App and web page records
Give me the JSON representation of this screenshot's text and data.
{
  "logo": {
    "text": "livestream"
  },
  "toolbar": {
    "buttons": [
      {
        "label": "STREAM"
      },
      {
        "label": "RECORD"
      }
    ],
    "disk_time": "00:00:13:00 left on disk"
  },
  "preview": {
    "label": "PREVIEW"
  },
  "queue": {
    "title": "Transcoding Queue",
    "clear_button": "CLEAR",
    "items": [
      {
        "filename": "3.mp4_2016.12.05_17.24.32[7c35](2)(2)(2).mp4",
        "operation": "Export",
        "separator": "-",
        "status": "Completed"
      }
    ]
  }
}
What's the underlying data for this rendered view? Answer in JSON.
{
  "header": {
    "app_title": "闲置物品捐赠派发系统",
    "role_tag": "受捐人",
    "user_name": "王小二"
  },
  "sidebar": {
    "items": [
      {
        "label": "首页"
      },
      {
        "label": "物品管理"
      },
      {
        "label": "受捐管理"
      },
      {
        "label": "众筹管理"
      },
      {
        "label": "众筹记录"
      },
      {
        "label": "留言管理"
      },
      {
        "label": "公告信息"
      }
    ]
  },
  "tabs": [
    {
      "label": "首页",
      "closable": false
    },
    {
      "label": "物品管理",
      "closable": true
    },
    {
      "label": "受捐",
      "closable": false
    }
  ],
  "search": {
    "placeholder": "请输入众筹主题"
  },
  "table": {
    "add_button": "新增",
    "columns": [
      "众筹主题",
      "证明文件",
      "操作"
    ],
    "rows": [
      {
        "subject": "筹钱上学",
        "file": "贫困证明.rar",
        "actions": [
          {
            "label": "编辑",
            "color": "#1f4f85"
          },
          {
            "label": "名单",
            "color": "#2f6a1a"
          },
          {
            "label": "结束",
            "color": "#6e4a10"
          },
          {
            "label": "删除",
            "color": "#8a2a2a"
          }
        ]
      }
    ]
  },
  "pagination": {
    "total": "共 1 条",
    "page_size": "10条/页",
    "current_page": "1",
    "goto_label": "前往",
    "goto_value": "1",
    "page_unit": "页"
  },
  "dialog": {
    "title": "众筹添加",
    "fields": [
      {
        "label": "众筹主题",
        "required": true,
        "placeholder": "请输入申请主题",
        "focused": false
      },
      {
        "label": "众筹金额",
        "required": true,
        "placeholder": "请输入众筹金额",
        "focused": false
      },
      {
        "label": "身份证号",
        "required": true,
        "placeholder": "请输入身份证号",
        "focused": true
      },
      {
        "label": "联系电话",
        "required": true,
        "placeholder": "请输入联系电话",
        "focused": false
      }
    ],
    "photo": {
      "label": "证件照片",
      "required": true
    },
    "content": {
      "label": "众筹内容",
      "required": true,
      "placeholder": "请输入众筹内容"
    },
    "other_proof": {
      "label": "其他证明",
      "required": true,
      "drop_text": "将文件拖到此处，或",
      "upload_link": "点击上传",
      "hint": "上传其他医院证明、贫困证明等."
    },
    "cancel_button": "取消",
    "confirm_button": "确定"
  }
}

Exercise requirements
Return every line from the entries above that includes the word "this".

Response area
Give me the JSON representation of this screenshot's text and data.
What's the underlying data for this rendered view? Answer in JSON.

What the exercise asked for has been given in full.